Shave Mr. Balloon-face Everyone participating will need a balloon and a permanent marker. Everyone should blow up their balloon as full as possible. Participants will then draw on their balloon to give it a face. Apply shaving cream to the balloon's cheeks and chin, and use a plastic knife or safety razor to shave with. Start the race, and the first person to shave Mr. Balloon-face without popping him is the winner. Make this even more risky (and fun) by shaving water balloons!
Tree Hugging Split the group into pairs. Each pair chooses one person to be blindfolded, and one person to be the guide. The guide leads their partner in a roundabout way to a tree (maybe having them duck under imaginary fences, jump over imaginary streams, etc.). At the tree, the blindfolded partner inspects the tree (with the blindfold still on). You can hug the tree, trace its bark with your fingers, touch the ground and roots, and touch the branches and leaves - anything you want without looking. The guide then leads the blindfolded partner back (again in a roundabout way) to the starting point. Then the blindfolded partner takes off the blindfold and tries to find the correct tree.
Frisbee Golf This game is best played in a large, open field. (Each person will need one Frisbee.) Choose around six or seven objects as targets for your golf "holes." Players will then take turns tossing their Frisbees toward the target. Keep track of how many throws it takes to hit the target. The player with the fewest throws at the end wins.
Memorable Moment Start off the game by telling your child three things that happened throughout your day. Then, have your child try to guess which one was most exciting for you, and why. After he or she has guessed, tell your child which event was more exciting for you than the other two and why. Next, it's your child's turn to think up three events, and your turn to guess. Your child will enjoy sharing, and you will learn at least three things he or she did that day.
Smarter Than . . . Who? This is a game you can save for the beginning of the school year! Ask your children to quiz you on the things they learned at school that day. For example, if your student is studying world history, they may ask you, "When was the Magna Carta signed?" You answer, and they will tell you if you are correct. Then let them ask another question. By the end of the game, your children will feel proud of all that they've learned (and extra proud when they stump you!), and you will have a little glimpse into what they are learning at school.
Road Trip Games

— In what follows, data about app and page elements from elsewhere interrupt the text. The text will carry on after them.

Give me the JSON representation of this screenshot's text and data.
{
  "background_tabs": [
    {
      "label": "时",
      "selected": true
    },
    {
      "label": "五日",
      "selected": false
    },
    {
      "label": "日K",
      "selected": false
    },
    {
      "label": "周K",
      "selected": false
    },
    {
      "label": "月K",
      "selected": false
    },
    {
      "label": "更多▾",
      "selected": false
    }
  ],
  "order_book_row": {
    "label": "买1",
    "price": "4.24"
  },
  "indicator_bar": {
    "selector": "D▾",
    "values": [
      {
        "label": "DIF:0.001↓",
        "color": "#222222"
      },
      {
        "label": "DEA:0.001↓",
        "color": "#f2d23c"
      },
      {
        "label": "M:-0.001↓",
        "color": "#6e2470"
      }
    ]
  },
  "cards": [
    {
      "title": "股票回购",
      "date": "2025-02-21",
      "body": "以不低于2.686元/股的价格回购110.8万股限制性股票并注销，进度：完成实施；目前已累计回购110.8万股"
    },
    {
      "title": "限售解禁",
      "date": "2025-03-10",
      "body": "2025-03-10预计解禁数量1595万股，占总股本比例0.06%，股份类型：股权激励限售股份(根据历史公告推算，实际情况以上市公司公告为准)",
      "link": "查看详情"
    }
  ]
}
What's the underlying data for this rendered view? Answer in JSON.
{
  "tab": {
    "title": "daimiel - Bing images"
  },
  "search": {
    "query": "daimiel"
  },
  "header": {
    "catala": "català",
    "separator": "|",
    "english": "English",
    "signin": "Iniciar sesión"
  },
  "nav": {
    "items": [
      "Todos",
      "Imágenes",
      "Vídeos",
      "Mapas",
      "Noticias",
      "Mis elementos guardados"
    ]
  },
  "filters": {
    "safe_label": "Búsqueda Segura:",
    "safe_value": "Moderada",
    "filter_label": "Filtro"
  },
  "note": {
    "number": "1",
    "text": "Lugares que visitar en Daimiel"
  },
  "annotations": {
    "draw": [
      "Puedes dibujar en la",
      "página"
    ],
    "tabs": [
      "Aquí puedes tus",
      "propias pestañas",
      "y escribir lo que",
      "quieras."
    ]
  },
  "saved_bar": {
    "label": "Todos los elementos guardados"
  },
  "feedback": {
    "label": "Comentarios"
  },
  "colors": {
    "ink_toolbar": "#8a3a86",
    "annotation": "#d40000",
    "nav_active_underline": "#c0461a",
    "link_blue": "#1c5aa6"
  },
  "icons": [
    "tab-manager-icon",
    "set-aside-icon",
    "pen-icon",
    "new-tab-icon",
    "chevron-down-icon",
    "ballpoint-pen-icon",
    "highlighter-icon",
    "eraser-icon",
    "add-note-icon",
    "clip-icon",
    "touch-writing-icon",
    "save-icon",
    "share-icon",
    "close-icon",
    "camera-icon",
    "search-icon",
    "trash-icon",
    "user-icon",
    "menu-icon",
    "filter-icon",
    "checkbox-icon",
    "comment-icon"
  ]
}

The Car Next Door Come up with stories about the people in the other cars on the road. Pick a car and glance at its passengers. Then have everyone take a turn telling something about the life of the people in the "car next door."
Animal Battle Everyone gets to create an animal by combining two real or imaginary creatures. For example - a snonkey (snake-monkey), an elephino (elephant-rhinoceros), or a unifly (unicorn-butterfly). Then, everyone in the car takes turns defending why their animal would win in a battle against the other imagined animals. Include rules against graphic descriptions to keep it light and fun.
Who Am I? One person thinks of a person, place, or thing that everyone in the car can recognize. The person thinking of the subject will give one clue at a time. For example:
- I am bigger than a horse
- I live in water
- I was in a movie
After each clue, anyone can guess. The first person to guess the person, place, or thing is then "it" and gets to think up the next subject.